▸ REQUIREMENT
Leaving out all images, return the entries below exactly.

Page and application data records:
=== Begin Enclosure ===

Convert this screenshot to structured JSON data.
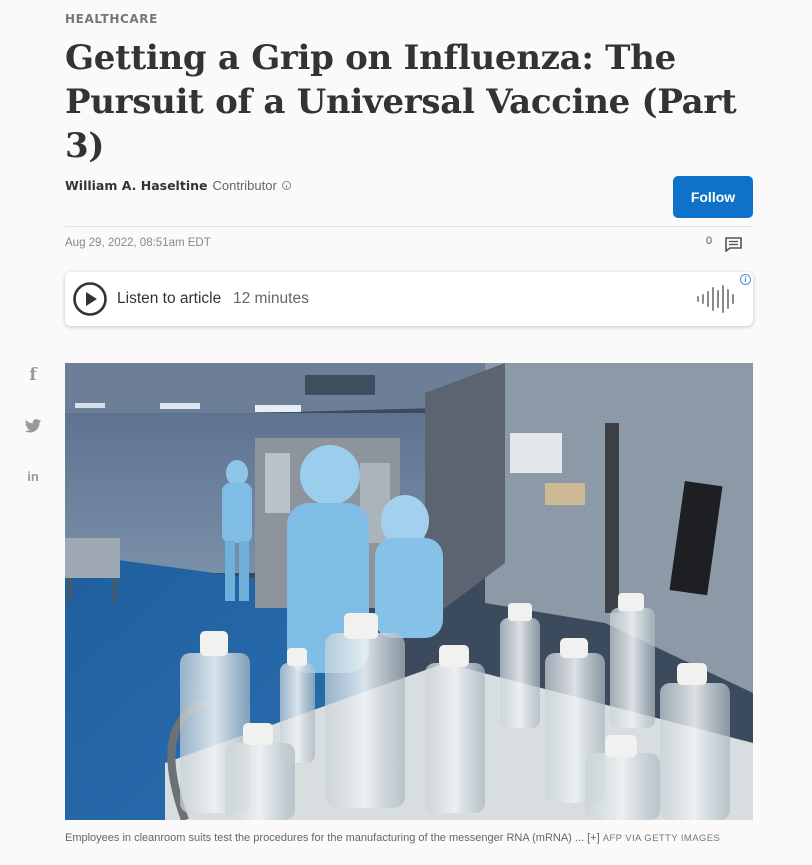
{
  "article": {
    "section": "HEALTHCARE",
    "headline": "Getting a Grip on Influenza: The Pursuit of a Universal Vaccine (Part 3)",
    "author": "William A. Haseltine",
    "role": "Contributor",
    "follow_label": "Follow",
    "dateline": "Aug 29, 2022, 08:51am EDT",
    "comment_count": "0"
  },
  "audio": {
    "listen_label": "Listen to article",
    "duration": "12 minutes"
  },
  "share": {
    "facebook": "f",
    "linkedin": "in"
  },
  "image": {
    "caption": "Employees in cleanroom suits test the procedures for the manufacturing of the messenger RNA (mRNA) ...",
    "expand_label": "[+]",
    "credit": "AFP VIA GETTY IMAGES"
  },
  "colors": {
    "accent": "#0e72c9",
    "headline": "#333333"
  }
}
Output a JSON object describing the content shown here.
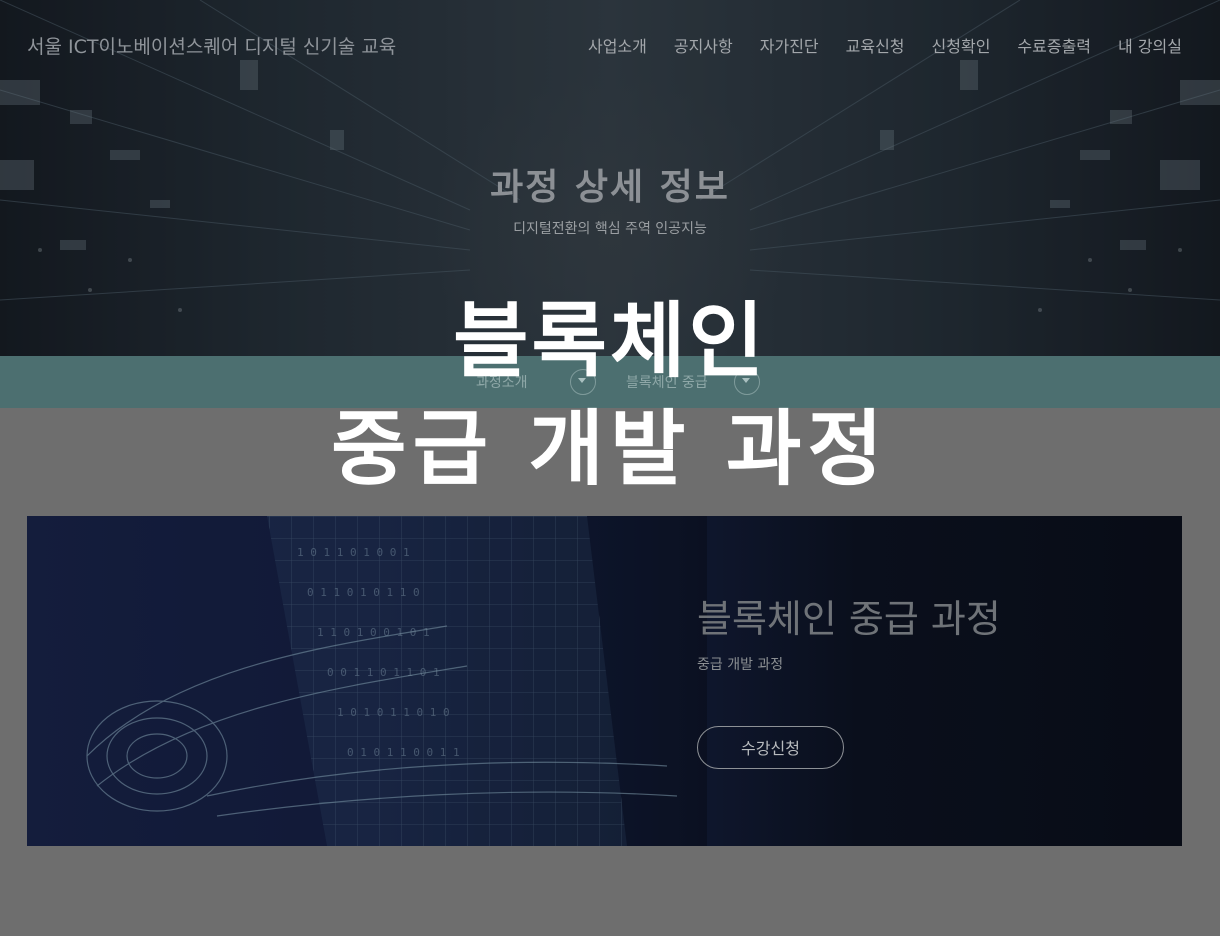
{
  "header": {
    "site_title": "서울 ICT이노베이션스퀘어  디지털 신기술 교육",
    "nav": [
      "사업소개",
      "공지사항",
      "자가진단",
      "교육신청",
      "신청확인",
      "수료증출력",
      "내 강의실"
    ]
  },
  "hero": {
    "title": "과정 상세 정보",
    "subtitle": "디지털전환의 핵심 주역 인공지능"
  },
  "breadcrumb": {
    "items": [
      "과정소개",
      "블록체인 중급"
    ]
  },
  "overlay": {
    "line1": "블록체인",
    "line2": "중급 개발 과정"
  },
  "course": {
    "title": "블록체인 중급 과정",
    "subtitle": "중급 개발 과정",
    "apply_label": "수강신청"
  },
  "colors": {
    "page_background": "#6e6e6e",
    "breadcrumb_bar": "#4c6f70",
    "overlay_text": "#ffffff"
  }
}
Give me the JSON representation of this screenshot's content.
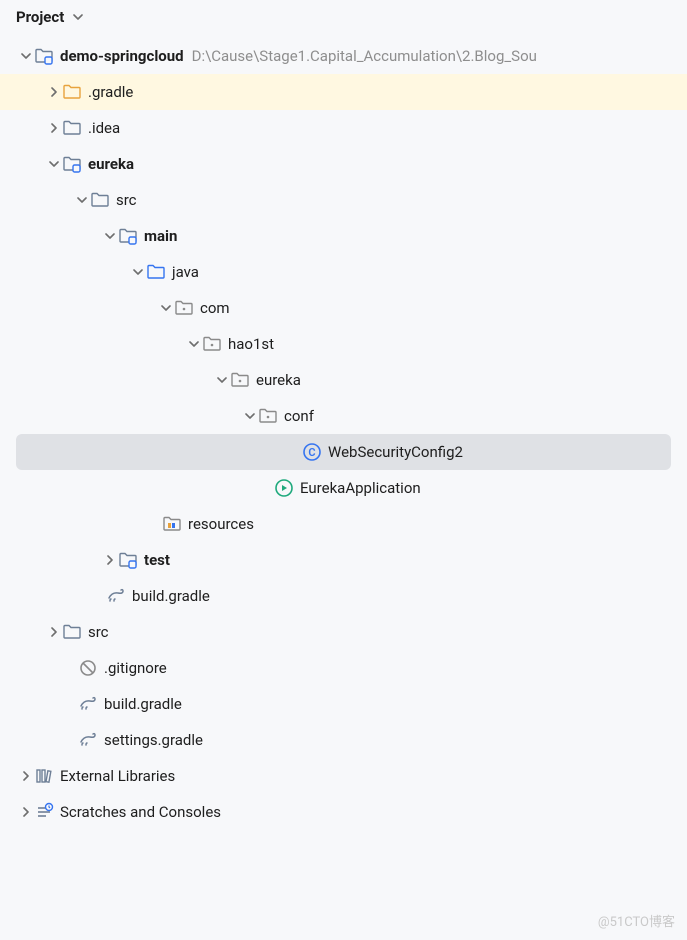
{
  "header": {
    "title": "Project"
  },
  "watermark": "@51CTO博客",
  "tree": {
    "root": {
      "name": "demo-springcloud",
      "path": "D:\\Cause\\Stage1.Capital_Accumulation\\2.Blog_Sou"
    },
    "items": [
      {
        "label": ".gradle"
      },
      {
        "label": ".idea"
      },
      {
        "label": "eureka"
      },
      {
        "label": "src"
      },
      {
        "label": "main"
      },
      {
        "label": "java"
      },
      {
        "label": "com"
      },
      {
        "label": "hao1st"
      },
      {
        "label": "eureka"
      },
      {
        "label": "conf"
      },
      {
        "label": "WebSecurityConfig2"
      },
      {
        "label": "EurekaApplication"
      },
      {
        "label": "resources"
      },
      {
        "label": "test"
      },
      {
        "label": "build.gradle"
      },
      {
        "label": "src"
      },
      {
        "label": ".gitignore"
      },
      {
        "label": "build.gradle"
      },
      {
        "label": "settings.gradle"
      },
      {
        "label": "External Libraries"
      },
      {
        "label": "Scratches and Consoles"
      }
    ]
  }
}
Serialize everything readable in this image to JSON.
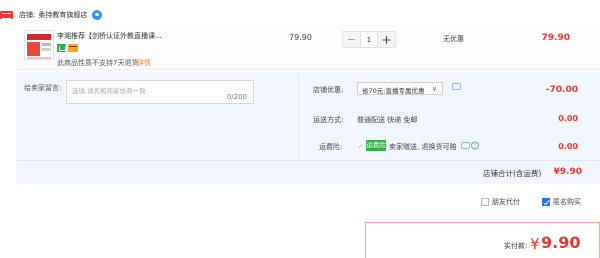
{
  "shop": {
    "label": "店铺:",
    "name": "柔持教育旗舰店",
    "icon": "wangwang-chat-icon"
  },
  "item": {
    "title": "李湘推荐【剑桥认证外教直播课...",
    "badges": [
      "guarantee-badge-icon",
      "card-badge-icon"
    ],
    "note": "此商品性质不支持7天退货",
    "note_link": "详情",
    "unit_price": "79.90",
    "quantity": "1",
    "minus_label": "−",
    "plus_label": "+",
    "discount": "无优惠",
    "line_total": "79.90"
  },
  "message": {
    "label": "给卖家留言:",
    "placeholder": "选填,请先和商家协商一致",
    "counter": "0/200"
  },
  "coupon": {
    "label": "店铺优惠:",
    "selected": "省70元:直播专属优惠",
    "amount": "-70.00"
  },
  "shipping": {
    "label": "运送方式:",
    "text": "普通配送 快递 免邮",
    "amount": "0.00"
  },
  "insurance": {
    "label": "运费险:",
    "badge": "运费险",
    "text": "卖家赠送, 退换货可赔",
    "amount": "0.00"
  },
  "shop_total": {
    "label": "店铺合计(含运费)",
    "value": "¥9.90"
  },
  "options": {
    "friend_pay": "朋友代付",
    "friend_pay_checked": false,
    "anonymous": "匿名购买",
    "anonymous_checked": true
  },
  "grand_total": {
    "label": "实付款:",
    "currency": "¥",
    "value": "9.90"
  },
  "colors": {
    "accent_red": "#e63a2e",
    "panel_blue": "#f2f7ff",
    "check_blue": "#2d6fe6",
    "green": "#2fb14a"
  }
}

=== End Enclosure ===

▸ EXPECTED OUTPUT
Convert this screenshot to structured JSON data.
{
  "article": {
    "section": "HEALTHCARE",
    "headline": "Getting a Grip on Influenza: The Pursuit of a Universal Vaccine (Part 3)",
    "author": "William A. Haseltine",
    "role": "Contributor",
    "follow_label": "Follow",
    "dateline": "Aug 29, 2022, 08:51am EDT",
    "comment_count": "0"
  },
  "audio": {
    "listen_label": "Listen to article",
    "duration": "12 minutes"
  },
  "share": {
    "facebook": "f",
    "linkedin": "in"
  },
  "image": {
    "caption": "Employees in cleanroom suits test the procedures for the manufacturing of the messenger RNA (mRNA) ...",
    "expand_label": "[+]",
    "credit": "AFP VIA GETTY IMAGES"
  },
  "colors": {
    "accent": "#0e72c9",
    "headline": "#333333"
  }
}
Output a JSON object describing the content shown here.
{
  "header": {
    "site_title": "서울 ICT이노베이션스퀘어  디지털 신기술 교육",
    "nav": [
      "사업소개",
      "공지사항",
      "자가진단",
      "교육신청",
      "신청확인",
      "수료증출력",
      "내 강의실"
    ]
  },
  "hero": {
    "title": "과정 상세 정보",
    "subtitle": "디지털전환의 핵심 주역 인공지능"
  },
  "breadcrumb": {
    "items": [
      "과정소개",
      "블록체인 중급"
    ]
  },
  "overlay": {
    "line1": "블록체인",
    "line2": "중급 개발 과정"
  },
  "course": {
    "title": "블록체인 중급 과정",
    "subtitle": "중급 개발 과정",
    "apply_label": "수강신청"
  },
  "colors": {
    "page_background": "#6e6e6e",
    "breadcrumb_bar": "#4c6f70",
    "overlay_text": "#ffffff"
  }
}
Give me the JSON representation of this screenshot's content.
{
  "header": {
    "title": "Project"
  },
  "watermark": "@51CTO博客",
  "tree": {
    "root": {
      "name": "demo-springcloud",
      "path": "D:\\Cause\\Stage1.Capital_Accumulation\\2.Blog_Sou"
    },
    "items": [
      {
        "label": ".gradle"
      },
      {
        "label": ".idea"
      },
      {
        "label": "eureka"
      },
      {
        "label": "src"
      },
      {
        "label": "main"
      },
      {
        "label": "java"
      },
      {
        "label": "com"
      },
      {
        "label": "hao1st"
      },
      {
        "label": "eureka"
      },
      {
        "label": "conf"
      },
      {
        "label": "WebSecurityConfig2"
      },
      {
        "label": "EurekaApplication"
      },
      {
        "label": "resources"
      },
      {
        "label": "test"
      },
      {
        "label": "build.gradle"
      },
      {
        "label": "src"
      },
      {
        "label": ".gitignore"
      },
      {
        "label": "build.gradle"
      },
      {
        "label": "settings.gradle"
      },
      {
        "label": "External Libraries"
      },
      {
        "label": "Scratches and Consoles"
      }
    ]
  }
}
Serialize everything readable in this image to JSON.
{
  "shop": {
    "label": "店铺:",
    "name": "柔持教育旗舰店",
    "icon": "wangwang-chat-icon"
  },
  "item": {
    "title": "李湘推荐【剑桥认证外教直播课...",
    "badges": [
      "guarantee-badge-icon",
      "card-badge-icon"
    ],
    "note": "此商品性质不支持7天退货",
    "note_link": "详情",
    "unit_price": "79.90",
    "quantity": "1",
    "minus_label": "−",
    "plus_label": "+",
    "discount": "无优惠",
    "line_total": "79.90"
  },
  "message": {
    "label": "给卖家留言:",
    "placeholder": "选填,请先和商家协商一致",
    "counter": "0/200"
  },
  "coupon": {
    "label": "店铺优惠:",
    "selected": "省70元:直播专属优惠",
    "amount": "-70.00"
  },
  "shipping": {
    "label": "运送方式:",
    "text": "普通配送 快递 免邮",
    "amount": "0.00"
  },
  "insurance": {
    "label": "运费险:",
    "badge": "运费险",
    "text": "卖家赠送, 退换货可赔",
    "amount": "0.00"
  },
  "shop_total": {
    "label": "店铺合计(含运费)",
    "value": "¥9.90"
  },
  "options": {
    "friend_pay": "朋友代付",
    "friend_pay_checked": false,
    "anonymous": "匿名购买",
    "anonymous_checked": true
  },
  "grand_total": {
    "label": "实付款:",
    "currency": "¥",
    "value": "9.90"
  },
  "colors": {
    "accent_red": "#e63a2e",
    "panel_blue": "#f2f7ff",
    "check_blue": "#2d6fe6",
    "green": "#2fb14a"
  }
}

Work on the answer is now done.